5. Look to your future

When you have given yourself time to process what has happened and have grieved the loss of your job, start to think about your future. This is where a coach may be able to support you in thinking about what you really want going forward. Give yourself time and space to think about other areas of life which could be enhanced. If you have time and the financial means, then think about retraining or volunteering. Maybe look for a lower paid, part time job to free up time and learn a new skill.

It is always helpful to consider your future within the context of your personal values. Values determine behaviours that motivate you and guide decisions. When thinking about any life change, it is important to recognise and acknowledge these values and ensure that you are acting towards and within them. Think about your goals for the short, medium and long term and be clear about how you will know when you have achieved them. What will your life look like in 6 months, 1 year and 5 years?

6. Look after yourself

Redundancy will often be difficult and giving yourself time to process the change before thinking about the future is essential. Looking after your wellbeing will help. Self-care techniques such as exercise, sleep, nutrition and mindfulness can manage symptoms of stress and anxiety.
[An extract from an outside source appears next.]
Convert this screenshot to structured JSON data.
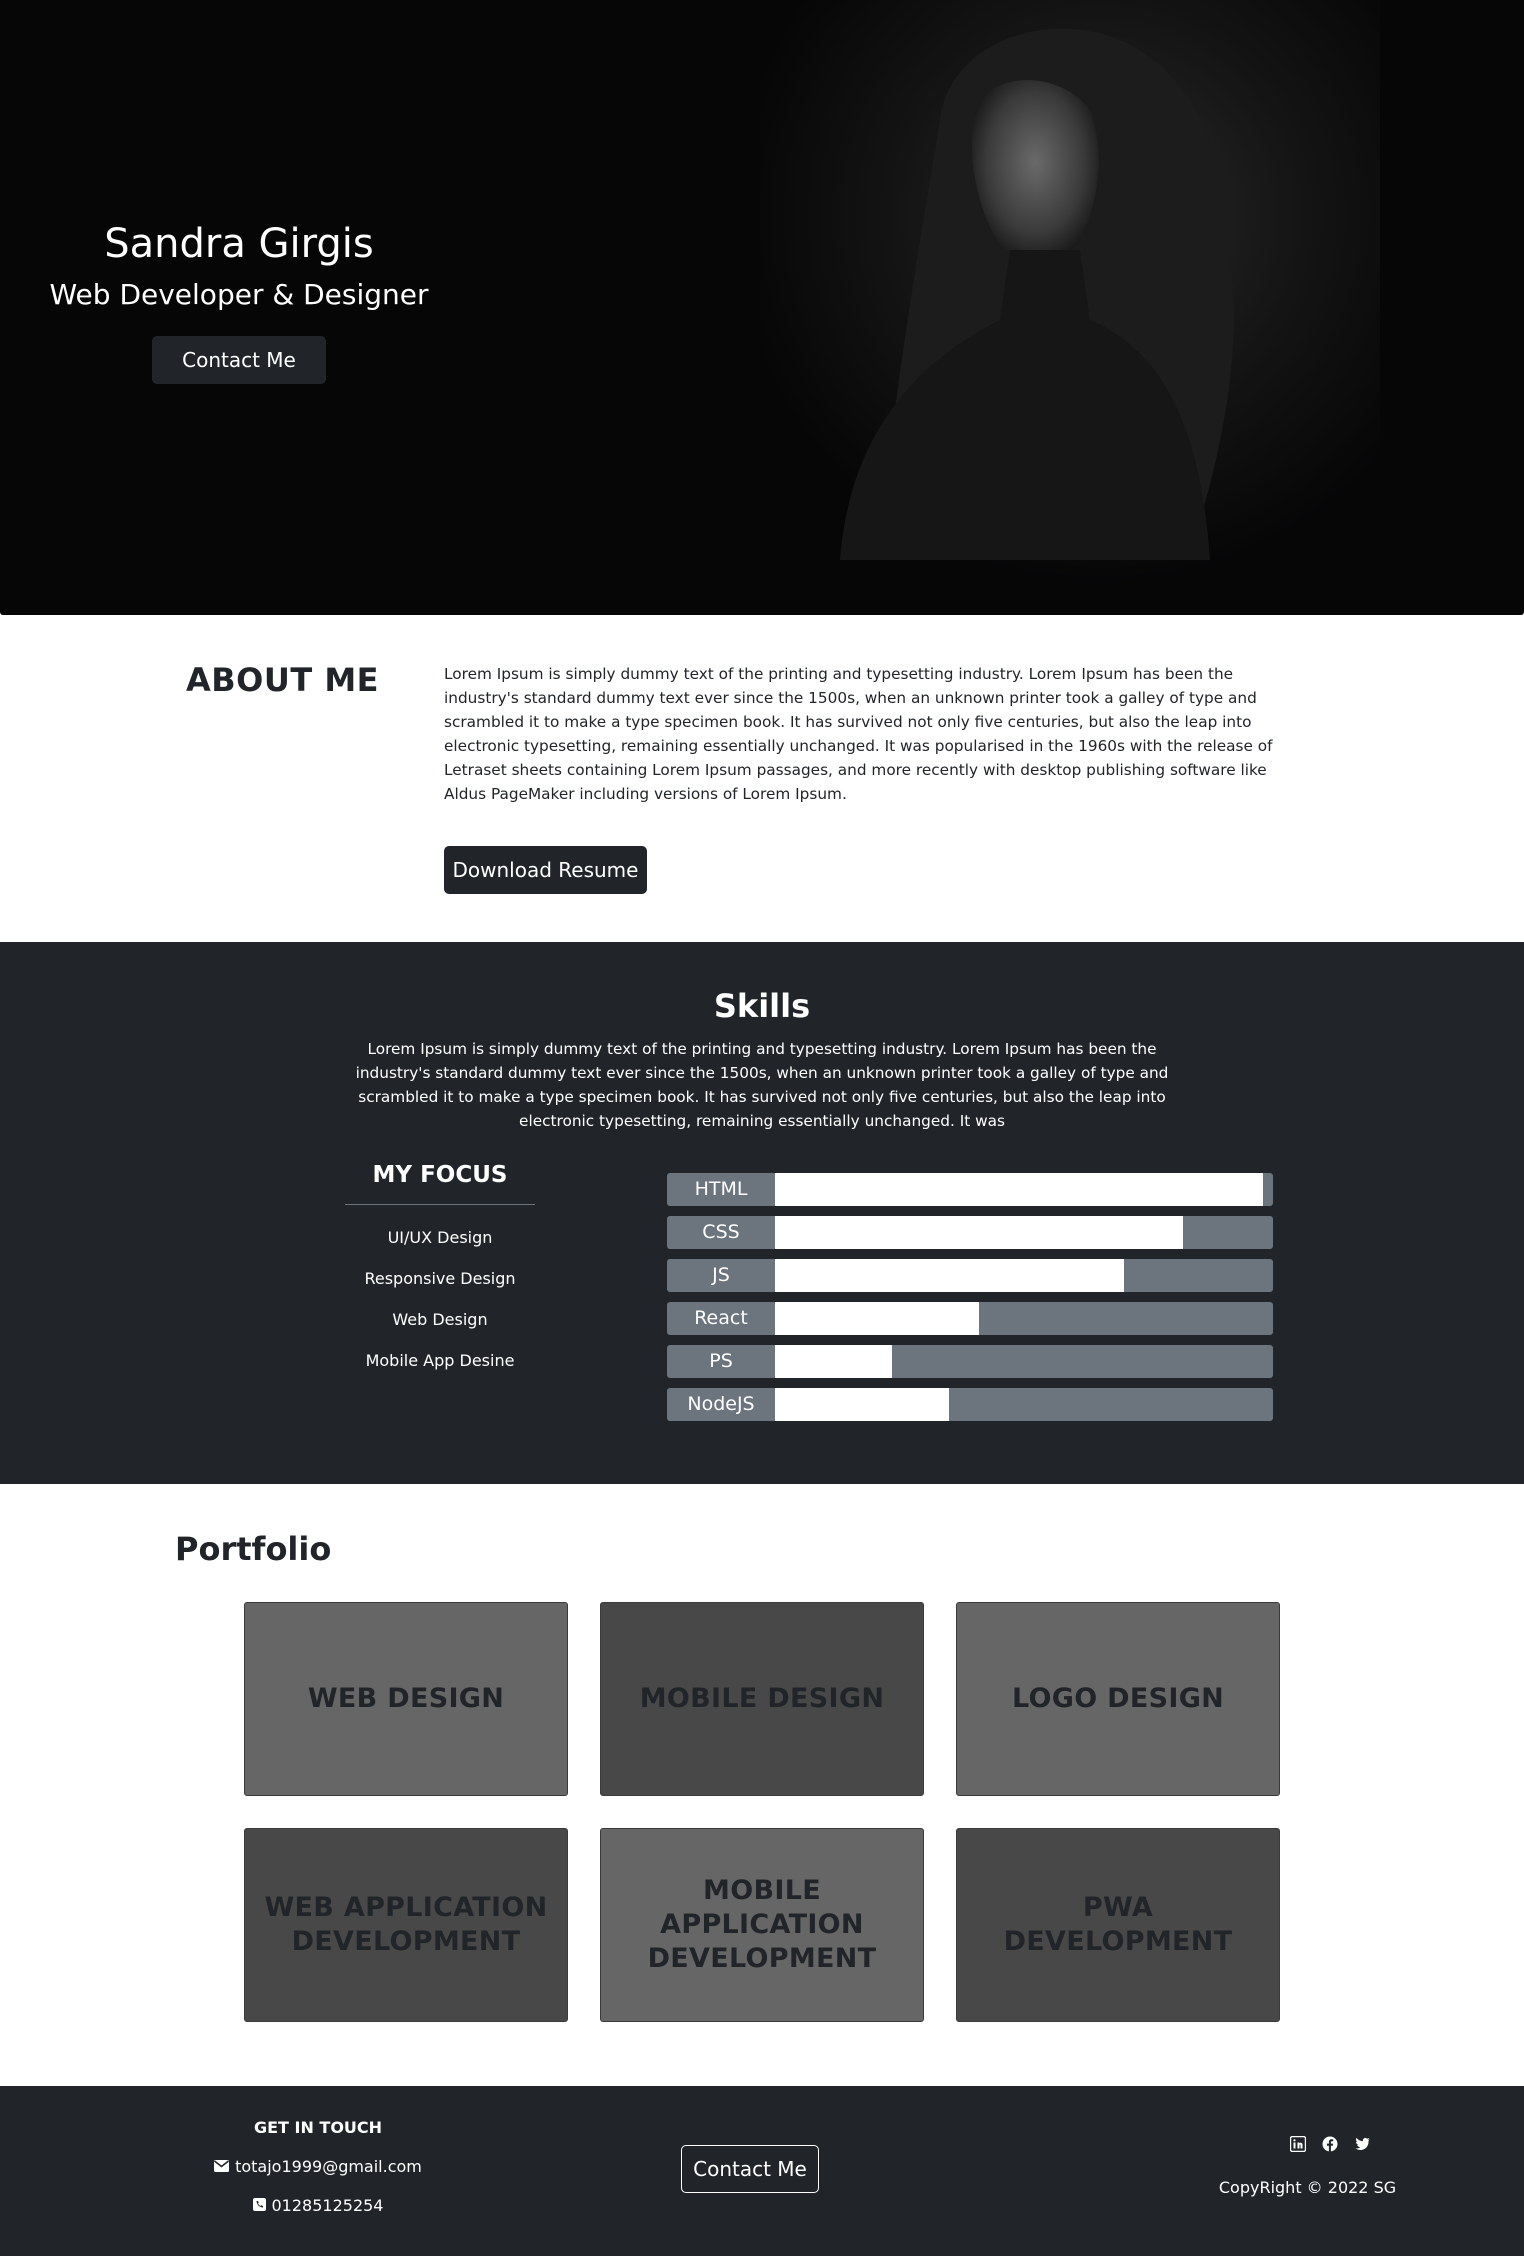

Physical activity and being outdoors can boost your mood and improve mental health. Eating fresh fruit and vegetables, sticking to regular mealtimes, choosing foods that release energy and cutting down caffeine intake, alcohol and sugary foods are all recommended. Sleep is critical. Try to avoid electronic devices before bed and stick to a routine of going to bed and waking up at the same times throughout the week. Mindfulness is the practice of being present and fully engaged with whatever you’re doing in a given moment. It is about being free from distraction and being aware of your thoughts and feelings without getting caught up in them. There are apps that you can download such as Headspace which guide you through the process of becoming more mindful.

The process of redundancy can be hard so give yourself time to work through the loss of your job before jumping into a new search. Acknowledge how you feel and stay connected to family and friends: you are not alone, there are people who can help and support you.

Caroline Ingram is a verified welldoing.org therapist in Bedford and online

Further reading

Self-care for when you are feeling overwhelmed

Moving from self-criticism to self-compassion

Identity and character work in therapy

Who am I and why does it matter? A therapist's view on identity

What coaching can offer you